Nonprofit organizations (NPOs) face a number of challenges: managing payroll, providing accurate and timely financial data, and trying to prevent fraud.
Many NPOs have begun outsourcing some functions to focus on compliance.
Managing payroll and bookkeeping.
Payroll can be complicated. Changes are constantly being made to provincial labor laws related to statutory pay, overtime, severance pay and minimum wage. These updates often make payroll even more complex and confusing.
For nonprofits where many employees have multiple roles, it can be even more difficult if the person doing the payroll does not have much experience or expertise. The person in charge must also complete the Record of Employment (ROE) when an employee leaves and take care of the T4s before the end of February each year. So, NPOs should avail the payroll outsourcing services to avoid difficulties.
ROE errors are common. According to Service Canada, the most common errors occur in the end date of the last pay period, total insurable earnings, pay period details, money paid or payable at separation, and comments. Failure to issue an ROE can also result in a fine of up to $2,000.
T4 errors are also common, and penalties can vary. For example, failing to submit supporting documentation before the end of February can result in a penalty of up to $5 per day. But for larger NPOs, the maximum fine can reach $ 1,500 for those with 51 to 500 employees. There are also penalties and fines if proper deductions are not made.

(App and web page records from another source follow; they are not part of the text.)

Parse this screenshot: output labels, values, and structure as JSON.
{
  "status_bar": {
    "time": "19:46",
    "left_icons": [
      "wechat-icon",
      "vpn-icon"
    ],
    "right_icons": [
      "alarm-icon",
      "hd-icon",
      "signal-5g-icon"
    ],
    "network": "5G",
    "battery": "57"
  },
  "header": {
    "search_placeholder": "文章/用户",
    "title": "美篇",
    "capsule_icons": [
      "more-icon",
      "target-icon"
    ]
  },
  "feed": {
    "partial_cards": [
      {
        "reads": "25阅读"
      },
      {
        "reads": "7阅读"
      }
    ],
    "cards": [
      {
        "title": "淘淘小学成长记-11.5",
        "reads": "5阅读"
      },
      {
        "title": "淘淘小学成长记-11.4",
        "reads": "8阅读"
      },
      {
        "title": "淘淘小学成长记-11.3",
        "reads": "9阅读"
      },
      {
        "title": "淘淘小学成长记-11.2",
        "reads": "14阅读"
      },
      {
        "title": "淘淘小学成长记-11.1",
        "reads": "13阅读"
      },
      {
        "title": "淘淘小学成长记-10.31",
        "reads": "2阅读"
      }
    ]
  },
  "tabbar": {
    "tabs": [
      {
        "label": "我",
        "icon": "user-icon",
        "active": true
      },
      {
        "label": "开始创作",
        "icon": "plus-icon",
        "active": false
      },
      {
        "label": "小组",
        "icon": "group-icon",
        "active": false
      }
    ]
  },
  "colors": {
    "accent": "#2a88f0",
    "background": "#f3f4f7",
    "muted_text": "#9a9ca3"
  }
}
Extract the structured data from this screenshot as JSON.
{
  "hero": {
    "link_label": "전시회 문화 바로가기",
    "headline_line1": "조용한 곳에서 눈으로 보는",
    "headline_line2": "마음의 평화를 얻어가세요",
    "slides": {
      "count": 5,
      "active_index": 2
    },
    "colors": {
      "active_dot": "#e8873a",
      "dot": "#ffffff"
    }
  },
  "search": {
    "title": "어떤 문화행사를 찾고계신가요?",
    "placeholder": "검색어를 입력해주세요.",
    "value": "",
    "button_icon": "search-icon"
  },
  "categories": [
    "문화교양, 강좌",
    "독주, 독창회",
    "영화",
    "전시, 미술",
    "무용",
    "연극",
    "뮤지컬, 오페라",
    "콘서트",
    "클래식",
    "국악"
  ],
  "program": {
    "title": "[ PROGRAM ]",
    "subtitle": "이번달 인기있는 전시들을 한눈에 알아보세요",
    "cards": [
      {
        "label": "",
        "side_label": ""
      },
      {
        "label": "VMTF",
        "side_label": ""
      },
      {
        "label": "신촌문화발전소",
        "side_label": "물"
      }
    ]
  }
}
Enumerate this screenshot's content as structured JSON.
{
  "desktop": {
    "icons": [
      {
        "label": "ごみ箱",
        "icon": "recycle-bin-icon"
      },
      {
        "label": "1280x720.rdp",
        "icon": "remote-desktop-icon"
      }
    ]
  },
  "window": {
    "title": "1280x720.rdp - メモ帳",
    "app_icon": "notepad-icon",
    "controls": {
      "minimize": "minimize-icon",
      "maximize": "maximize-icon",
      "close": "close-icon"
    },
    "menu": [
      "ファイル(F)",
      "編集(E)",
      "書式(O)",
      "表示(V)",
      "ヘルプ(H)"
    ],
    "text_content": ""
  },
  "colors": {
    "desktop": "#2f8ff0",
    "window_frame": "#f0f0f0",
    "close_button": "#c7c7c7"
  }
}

Bookkeeping can also be a problem for many NPOs if the person doing it is doing it on a part-time basis. This often means delayed reporting, and the NPO will not be able to properly manage cash flow and meet its budget. When financial statements are delayed, there is no longer transparency for the NPO and the board.
One of the biggest challenges in applying for grants and submitting them to the government - this can be troublesome for someone who is inexperienced. They can make or break a grant if it is not filled out properly and on time, which means funding could be at risk.
If the person managing the books has other responsibilities in the NPO and bookkeeping is not their specialty, it is likely that they will make mistakes. This can lead to a longer audit and most likely additional costs.
Dealing with fraud
Although fraud is not always made public because no organization wants to be in the spotlight-it does occur at NPOs. For example, the former finance director recently defrauded a Toronto charity of more than $900,000 over three years. She was in charge of payroll and transferred wages to bank accounts in her name, using employee numbers of people who should not have been paid.
The former executive director of a Charlottetown-based charity, who was responsible for bookkeeping and finance, defrauded the organization of more than $26,000 by writing checks to herself and using the charity's credit card for personal purchases.
Fraud is rampant at many nonprofits because many employees take on two or more roles and there is little to no oversight. The board of a nonprofit needs to know what internal controls are in place and who is handling payroll and bookkeeping. Without a clear picture, fraud is a risk to the nonprofit's management team and board.For more details regarding outsourcing payroll and bookkeeping services, please visit: Finex Outsourcing